• Data records:
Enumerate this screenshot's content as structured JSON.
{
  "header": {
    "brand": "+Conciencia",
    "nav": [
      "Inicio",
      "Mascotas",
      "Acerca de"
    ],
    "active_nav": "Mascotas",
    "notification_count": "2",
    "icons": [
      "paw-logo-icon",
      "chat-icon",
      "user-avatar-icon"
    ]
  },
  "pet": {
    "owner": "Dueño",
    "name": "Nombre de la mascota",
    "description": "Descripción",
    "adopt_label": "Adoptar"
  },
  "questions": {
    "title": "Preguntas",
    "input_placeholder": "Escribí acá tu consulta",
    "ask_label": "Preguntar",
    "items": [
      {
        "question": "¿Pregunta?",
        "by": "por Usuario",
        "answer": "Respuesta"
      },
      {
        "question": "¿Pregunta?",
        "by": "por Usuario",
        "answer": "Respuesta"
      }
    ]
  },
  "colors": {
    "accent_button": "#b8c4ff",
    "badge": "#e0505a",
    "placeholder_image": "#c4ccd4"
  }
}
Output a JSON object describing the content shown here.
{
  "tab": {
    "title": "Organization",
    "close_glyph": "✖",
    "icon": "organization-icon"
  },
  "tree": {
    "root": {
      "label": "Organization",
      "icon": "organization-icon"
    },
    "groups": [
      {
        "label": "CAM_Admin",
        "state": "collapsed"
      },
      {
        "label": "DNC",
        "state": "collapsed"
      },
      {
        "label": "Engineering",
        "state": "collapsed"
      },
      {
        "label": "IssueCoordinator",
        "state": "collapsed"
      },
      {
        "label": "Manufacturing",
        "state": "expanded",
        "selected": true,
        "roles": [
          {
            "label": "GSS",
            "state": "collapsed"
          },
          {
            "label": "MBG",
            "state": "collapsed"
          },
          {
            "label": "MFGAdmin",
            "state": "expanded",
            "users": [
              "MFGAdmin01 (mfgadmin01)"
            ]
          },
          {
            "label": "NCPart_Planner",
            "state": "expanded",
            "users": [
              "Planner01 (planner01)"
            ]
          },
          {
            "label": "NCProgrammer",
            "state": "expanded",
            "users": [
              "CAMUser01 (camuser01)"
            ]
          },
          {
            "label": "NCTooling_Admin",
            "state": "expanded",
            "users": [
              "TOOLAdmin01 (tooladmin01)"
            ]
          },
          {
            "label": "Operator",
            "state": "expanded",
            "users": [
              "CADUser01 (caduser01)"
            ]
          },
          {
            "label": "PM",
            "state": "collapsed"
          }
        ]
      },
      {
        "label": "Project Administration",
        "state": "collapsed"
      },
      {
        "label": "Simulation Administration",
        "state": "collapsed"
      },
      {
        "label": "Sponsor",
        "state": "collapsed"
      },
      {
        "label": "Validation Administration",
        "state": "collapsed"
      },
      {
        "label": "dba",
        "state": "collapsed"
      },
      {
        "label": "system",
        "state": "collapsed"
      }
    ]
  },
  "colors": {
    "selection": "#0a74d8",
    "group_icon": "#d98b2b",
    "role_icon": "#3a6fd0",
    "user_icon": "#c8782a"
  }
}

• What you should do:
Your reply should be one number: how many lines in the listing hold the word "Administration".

• Solution to this problem:
3